Directions
All entries must be given again exactly as written.
▼▼▼
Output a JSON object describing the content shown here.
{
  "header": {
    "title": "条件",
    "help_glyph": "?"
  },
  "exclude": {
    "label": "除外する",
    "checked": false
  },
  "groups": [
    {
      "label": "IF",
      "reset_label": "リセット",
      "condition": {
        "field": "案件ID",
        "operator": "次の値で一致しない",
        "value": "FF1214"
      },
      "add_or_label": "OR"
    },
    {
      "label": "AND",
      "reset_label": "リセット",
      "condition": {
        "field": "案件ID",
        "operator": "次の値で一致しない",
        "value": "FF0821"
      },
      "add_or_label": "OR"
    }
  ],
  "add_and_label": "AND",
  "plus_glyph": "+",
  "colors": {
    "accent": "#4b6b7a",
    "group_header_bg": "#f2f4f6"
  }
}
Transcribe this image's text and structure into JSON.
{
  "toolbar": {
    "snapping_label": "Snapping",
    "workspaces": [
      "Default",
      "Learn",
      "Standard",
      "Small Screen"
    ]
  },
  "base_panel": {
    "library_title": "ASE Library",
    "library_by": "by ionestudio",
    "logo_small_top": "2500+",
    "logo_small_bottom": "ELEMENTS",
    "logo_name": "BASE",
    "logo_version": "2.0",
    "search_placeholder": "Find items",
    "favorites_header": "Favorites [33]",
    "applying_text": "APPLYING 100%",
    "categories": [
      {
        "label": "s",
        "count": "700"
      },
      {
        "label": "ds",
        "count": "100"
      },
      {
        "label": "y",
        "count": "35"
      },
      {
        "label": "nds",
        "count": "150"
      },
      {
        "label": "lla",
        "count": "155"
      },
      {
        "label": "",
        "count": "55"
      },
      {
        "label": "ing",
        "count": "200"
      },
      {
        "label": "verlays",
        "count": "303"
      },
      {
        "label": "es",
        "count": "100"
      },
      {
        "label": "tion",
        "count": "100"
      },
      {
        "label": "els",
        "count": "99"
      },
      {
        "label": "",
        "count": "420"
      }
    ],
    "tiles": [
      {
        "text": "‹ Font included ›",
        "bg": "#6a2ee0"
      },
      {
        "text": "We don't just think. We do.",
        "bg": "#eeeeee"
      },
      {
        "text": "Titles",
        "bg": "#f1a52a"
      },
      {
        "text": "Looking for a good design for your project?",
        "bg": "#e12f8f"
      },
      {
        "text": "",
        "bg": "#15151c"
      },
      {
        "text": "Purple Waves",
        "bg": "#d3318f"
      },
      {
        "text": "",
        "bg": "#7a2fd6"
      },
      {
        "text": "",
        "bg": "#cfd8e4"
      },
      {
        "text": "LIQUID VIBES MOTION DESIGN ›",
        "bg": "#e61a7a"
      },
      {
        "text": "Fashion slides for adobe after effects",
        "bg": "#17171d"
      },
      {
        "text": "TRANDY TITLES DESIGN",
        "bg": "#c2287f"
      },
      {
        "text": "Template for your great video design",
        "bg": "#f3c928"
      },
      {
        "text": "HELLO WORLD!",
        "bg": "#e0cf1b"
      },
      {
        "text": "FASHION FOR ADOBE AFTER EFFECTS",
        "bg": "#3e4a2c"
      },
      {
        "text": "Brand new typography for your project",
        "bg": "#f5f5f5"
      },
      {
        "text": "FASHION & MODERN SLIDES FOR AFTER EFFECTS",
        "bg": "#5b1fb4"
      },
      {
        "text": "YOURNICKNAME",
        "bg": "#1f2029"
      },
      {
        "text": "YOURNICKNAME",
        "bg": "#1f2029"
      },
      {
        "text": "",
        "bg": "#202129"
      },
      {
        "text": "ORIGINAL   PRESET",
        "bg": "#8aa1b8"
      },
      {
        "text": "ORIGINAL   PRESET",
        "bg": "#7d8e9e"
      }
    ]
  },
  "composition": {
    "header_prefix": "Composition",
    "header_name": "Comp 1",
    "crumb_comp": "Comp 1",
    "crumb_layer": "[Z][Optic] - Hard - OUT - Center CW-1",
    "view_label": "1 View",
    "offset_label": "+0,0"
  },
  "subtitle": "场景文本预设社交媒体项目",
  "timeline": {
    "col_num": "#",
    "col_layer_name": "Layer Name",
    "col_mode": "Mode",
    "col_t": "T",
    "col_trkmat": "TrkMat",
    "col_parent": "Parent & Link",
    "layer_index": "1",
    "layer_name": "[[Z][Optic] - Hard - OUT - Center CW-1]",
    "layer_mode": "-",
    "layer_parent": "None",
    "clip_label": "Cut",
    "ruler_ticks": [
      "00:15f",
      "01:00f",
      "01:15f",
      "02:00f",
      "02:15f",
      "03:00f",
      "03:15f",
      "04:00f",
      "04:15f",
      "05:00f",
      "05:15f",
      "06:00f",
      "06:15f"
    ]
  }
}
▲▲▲
Output of the task
Output a JSON object describing the content shown here.
{
  "header": {
    "title": "条件",
    "help_glyph": "?"
  },
  "exclude": {
    "label": "除外する",
    "checked": false
  },
  "groups": [
    {
      "label": "IF",
      "reset_label": "リセット",
      "condition": {
        "field": "案件ID",
        "operator": "次の値で一致しない",
        "value": "FF1214"
      },
      "add_or_label": "OR"
    },
    {
      "label": "AND",
      "reset_label": "リセット",
      "condition": {
        "field": "案件ID",
        "operator": "次の値で一致しない",
        "value": "FF0821"
      },
      "add_or_label": "OR"
    }
  ],
  "add_and_label": "AND",
  "plus_glyph": "+",
  "colors": {
    "accent": "#4b6b7a",
    "group_header_bg": "#f2f4f6"
  }
}
Transcribe this image's text and structure into JSON.
{
  "toolbar": {
    "snapping_label": "Snapping",
    "workspaces": [
      "Default",
      "Learn",
      "Standard",
      "Small Screen"
    ]
  },
  "base_panel": {
    "library_title": "ASE Library",
    "library_by": "by ionestudio",
    "logo_small_top": "2500+",
    "logo_small_bottom": "ELEMENTS",
    "logo_name": "BASE",
    "logo_version": "2.0",
    "search_placeholder": "Find items",
    "favorites_header": "Favorites [33]",
    "applying_text": "APPLYING 100%",
    "categories": [
      {
        "label": "s",
        "count": "700"
      },
      {
        "label": "ds",
        "count": "100"
      },
      {
        "label": "y",
        "count": "35"
      },
      {
        "label": "nds",
        "count": "150"
      },
      {
        "label": "lla",
        "count": "155"
      },
      {
        "label": "",
        "count": "55"
      },
      {
        "label": "ing",
        "count": "200"
      },
      {
        "label": "verlays",
        "count": "303"
      },
      {
        "label": "es",
        "count": "100"
      },
      {
        "label": "tion",
        "count": "100"
      },
      {
        "label": "els",
        "count": "99"
      },
      {
        "label": "",
        "count": "420"
      }
    ],
    "tiles": [
      {
        "text": "‹ Font included ›",
        "bg": "#6a2ee0"
      },
      {
        "text": "We don't just think. We do.",
        "bg": "#eeeeee"
      },
      {
        "text": "Titles",
        "bg": "#f1a52a"
      },
      {
        "text": "Looking for a good design for your project?",
        "bg": "#e12f8f"
      },
      {
        "text": "",
        "bg": "#15151c"
      },
      {
        "text": "Purple Waves",
        "bg": "#d3318f"
      },
      {
        "text": "",
        "bg": "#7a2fd6"
      },
      {
        "text": "",
        "bg": "#cfd8e4"
      },
      {
        "text": "LIQUID VIBES MOTION DESIGN ›",
        "bg": "#e61a7a"
      },
      {
        "text": "Fashion slides for adobe after effects",
        "bg": "#17171d"
      },
      {
        "text": "TRANDY TITLES DESIGN",
        "bg": "#c2287f"
      },
      {
        "text": "Template for your great video design",
        "bg": "#f3c928"
      },
      {
        "text": "HELLO WORLD!",
        "bg": "#e0cf1b"
      },
      {
        "text": "FASHION FOR ADOBE AFTER EFFECTS",
        "bg": "#3e4a2c"
      },
      {
        "text": "Brand new typography for your project",
        "bg": "#f5f5f5"
      },
      {
        "text": "FASHION & MODERN SLIDES FOR AFTER EFFECTS",
        "bg": "#5b1fb4"
      },
      {
        "text": "YOURNICKNAME",
        "bg": "#1f2029"
      },
      {
        "text": "YOURNICKNAME",
        "bg": "#1f2029"
      },
      {
        "text": "",
        "bg": "#202129"
      },
      {
        "text": "ORIGINAL   PRESET",
        "bg": "#8aa1b8"
      },
      {
        "text": "ORIGINAL   PRESET",
        "bg": "#7d8e9e"
      }
    ]
  },
  "composition": {
    "header_prefix": "Composition",
    "header_name": "Comp 1",
    "crumb_comp": "Comp 1",
    "crumb_layer": "[Z][Optic] - Hard - OUT - Center CW-1",
    "view_label": "1 View",
    "offset_label": "+0,0"
  },
  "subtitle": "场景文本预设社交媒体项目",
  "timeline": {
    "col_num": "#",
    "col_layer_name": "Layer Name",
    "col_mode": "Mode",
    "col_t": "T",
    "col_trkmat": "TrkMat",
    "col_parent": "Parent & Link",
    "layer_index": "1",
    "layer_name": "[[Z][Optic] - Hard - OUT - Center CW-1]",
    "layer_mode": "-",
    "layer_parent": "None",
    "clip_label": "Cut",
    "ruler_ticks": [
      "00:15f",
      "01:00f",
      "01:15f",
      "02:00f",
      "02:15f",
      "03:00f",
      "03:15f",
      "04:00f",
      "04:15f",
      "05:00f",
      "05:15f",
      "06:00f",
      "06:15f"
    ]
  }
}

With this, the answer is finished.